- M.-F. Tsan and B. Gao, “Heat shock proteins and immune system,” Journal of Leukocyte Biology, vol. 85, no. 6, pp. 905–910, 2009.
- A. P. West, I. E. Brodsky, C. Rahner et al., “TLR signalling augments macrophage bactericidal activity through mitochondrial ROS,” Nature, vol. 472, no. 7344, pp. 476–480, 2011.
- K. Asehnoune, D. Strassheim, S. Mitra, J. Y. Kim, and E. Abraham, “Involvement of Reactive Oxygen Species in Toll-Like Receptor 4-Dependent Activation of NF-κB,” Journal of Immunology, vol. 172, no. 4, pp. 2522–2529, 2004.
- Y. E. Henrotin, P. Bruckner, and J.-P. L. Pujol, “The role of reactive oxygen species in homeostasis and degradation of cartilage,” Osteoarthritis and Cartilage, vol. 11, no. 10, pp. 747–755, 2003.
- W.-J. Zhang, H. Wei, and B. Frei, “Genetic deficiency of NADPH oxidase does not diminish, but rather enhances, LPS-induced acute inflammatory responses in vivo,” Free Radical Biology and Medicine, vol. 46, no. 6, pp. 791–798, 2009.

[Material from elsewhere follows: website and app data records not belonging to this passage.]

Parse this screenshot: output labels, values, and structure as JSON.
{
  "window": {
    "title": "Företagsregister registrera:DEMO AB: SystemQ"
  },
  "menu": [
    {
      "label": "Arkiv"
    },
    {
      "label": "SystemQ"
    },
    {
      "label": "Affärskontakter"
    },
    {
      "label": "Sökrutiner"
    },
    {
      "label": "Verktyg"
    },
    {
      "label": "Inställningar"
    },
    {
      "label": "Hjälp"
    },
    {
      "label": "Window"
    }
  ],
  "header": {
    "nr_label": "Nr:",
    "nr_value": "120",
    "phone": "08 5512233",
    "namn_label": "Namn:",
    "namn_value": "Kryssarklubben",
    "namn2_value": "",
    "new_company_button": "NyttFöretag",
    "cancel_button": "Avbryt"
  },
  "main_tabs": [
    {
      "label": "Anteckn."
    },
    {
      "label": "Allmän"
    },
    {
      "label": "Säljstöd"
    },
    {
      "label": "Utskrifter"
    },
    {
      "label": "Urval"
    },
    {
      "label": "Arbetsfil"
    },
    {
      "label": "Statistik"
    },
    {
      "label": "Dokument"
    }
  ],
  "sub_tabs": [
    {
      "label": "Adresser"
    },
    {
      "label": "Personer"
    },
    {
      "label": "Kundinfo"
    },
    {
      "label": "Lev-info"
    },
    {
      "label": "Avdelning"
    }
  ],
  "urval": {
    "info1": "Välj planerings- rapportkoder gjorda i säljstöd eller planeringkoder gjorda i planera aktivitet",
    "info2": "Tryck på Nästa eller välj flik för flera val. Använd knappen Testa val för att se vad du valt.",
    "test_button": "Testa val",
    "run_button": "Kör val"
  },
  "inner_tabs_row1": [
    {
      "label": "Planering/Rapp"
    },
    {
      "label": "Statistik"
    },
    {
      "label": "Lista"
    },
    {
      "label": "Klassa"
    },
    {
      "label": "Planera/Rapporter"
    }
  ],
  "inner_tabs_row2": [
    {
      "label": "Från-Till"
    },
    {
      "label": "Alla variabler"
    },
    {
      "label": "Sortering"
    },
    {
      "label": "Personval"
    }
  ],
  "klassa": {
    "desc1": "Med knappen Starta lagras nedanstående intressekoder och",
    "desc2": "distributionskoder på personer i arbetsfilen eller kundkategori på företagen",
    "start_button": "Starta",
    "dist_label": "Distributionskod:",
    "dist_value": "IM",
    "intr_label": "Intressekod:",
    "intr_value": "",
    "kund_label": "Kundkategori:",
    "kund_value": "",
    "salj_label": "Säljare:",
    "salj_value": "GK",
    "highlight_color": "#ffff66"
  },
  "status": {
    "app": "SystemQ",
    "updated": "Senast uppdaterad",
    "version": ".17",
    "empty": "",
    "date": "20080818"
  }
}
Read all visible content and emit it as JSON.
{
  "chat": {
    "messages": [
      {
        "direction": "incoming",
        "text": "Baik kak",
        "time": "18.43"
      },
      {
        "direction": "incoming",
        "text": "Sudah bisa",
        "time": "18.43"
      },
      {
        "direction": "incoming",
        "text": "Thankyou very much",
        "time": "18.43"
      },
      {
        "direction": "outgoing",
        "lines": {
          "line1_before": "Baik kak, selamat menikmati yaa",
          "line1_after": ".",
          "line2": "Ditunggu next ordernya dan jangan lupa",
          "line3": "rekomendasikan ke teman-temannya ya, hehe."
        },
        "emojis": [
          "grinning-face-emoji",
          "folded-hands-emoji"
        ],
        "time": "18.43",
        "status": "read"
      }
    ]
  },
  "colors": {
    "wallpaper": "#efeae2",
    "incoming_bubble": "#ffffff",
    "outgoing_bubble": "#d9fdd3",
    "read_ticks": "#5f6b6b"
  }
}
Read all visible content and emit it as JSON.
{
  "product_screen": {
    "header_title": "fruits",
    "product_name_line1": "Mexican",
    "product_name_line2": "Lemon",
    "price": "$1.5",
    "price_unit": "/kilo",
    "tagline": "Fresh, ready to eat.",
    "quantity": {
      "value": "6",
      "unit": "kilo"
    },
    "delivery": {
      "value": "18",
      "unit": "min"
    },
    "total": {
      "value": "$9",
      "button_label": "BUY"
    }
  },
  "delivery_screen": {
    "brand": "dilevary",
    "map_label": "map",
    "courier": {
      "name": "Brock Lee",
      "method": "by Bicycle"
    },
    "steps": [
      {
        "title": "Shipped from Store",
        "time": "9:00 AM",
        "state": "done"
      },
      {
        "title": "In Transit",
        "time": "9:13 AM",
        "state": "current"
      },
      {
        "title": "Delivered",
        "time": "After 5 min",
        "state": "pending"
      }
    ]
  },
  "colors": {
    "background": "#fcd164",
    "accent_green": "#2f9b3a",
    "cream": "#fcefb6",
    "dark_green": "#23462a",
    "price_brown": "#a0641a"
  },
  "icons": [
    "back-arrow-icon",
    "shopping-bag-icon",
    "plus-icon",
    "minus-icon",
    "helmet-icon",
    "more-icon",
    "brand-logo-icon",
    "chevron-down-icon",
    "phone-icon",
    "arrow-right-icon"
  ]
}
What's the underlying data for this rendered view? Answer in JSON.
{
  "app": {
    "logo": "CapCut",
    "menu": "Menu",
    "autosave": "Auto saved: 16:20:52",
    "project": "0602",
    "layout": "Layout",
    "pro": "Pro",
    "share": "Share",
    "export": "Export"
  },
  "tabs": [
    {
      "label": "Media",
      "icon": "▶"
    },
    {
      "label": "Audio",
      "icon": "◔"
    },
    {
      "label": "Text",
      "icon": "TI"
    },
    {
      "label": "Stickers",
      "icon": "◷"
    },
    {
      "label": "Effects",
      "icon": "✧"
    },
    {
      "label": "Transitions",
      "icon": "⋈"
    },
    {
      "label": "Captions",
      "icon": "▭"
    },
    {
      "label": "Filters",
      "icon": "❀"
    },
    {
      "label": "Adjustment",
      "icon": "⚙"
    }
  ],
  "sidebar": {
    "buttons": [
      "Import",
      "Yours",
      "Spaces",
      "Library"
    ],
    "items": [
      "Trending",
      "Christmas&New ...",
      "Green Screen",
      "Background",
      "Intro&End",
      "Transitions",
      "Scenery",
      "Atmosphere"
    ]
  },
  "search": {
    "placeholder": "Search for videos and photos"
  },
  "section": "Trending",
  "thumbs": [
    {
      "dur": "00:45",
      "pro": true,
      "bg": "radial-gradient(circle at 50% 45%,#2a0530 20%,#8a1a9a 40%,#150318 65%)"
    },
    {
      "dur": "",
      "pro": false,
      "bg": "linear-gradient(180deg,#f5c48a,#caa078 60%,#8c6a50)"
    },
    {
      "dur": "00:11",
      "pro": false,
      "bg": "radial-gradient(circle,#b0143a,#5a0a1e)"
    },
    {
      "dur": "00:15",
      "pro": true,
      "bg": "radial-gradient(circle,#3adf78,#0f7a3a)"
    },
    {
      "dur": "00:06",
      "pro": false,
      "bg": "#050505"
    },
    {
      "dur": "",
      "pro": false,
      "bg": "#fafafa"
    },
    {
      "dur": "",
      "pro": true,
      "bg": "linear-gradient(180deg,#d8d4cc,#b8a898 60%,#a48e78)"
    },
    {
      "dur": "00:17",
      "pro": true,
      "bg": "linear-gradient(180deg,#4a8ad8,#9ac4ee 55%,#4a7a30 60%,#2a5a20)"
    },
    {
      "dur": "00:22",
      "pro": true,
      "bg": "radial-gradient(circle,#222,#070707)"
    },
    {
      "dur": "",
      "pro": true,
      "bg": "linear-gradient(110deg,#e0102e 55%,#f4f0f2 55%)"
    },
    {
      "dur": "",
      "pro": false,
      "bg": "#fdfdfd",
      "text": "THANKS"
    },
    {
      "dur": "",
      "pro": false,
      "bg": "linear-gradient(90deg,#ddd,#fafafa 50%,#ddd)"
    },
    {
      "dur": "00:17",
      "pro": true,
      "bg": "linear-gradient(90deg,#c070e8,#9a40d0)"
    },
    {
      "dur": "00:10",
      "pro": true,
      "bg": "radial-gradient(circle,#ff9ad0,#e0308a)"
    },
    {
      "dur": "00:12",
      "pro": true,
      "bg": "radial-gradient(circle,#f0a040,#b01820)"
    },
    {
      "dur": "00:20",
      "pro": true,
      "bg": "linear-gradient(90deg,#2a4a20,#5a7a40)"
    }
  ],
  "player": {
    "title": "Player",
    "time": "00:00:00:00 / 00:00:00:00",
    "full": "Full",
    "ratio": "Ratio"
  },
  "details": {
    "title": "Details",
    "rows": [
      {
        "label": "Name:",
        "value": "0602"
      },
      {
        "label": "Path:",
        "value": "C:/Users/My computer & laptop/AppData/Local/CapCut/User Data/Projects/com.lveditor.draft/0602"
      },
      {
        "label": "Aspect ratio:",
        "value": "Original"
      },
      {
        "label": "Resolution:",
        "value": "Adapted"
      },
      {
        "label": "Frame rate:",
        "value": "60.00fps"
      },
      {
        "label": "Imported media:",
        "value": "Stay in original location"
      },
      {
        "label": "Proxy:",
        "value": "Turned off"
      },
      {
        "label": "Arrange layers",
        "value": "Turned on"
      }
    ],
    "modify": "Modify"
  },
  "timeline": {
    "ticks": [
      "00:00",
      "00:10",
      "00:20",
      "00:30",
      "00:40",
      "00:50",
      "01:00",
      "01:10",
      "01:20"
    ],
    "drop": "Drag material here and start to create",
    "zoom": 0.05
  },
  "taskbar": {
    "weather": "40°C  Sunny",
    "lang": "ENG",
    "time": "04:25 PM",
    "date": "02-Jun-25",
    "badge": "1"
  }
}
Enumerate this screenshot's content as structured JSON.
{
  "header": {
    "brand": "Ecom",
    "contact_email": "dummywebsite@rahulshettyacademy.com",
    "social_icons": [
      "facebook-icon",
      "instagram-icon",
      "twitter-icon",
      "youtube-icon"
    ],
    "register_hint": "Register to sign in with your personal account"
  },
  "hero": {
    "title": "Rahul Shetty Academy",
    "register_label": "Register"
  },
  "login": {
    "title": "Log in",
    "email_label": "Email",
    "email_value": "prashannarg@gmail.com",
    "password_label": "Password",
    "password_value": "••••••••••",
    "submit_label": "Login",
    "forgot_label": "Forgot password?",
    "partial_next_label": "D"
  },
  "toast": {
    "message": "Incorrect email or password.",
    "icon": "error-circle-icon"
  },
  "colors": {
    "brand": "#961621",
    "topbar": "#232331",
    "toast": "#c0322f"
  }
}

- M. Hultqvist, L. M. Olsson, K. A. Gelderman, and R. Holmdahl, “The protective role of ROS in autoimmune disease,” Trends in Immunology, vol. 30, no. 5, pp. 201–208, 2009.
- J. Chen, W. Chen, M. Zhu, Y. Zhu, H. Yin, and Z. Tan, “Propofol attenuates angiotensin II-induced apoptosis in human coronary artery endothelial cells,” British Journal of Anaesthesia, vol. 107, no. 4, pp. 525–532, 2011.
- M. Haba, H. Kinoshita, N. Matsuda et al., “Beneficial effect of propofol on arterial adenosine triphosphate-sensitive K+ channel function impaired by thromboxane,” Anesthesiology, vol. 111, no. 2, pp. 279–286, 2009.
- C.-S. Yang, D.-S. Lee, C.-H. Song et al., “Roles of peroxiredoxin II in the regulation of proinflammatory responses to LPS and protection against endotoxin-induced lethal shock,” Journal of Experimental Medicine, vol. 204, no. 3, pp. 583–594, 2007.
Copyright © 2013 Tao Meng et al. This is an open access article distributed under the Creative Commons Attribution License, which permits unrestricted use, distribution, and reproduction in any medium, provided the original work is properly cited.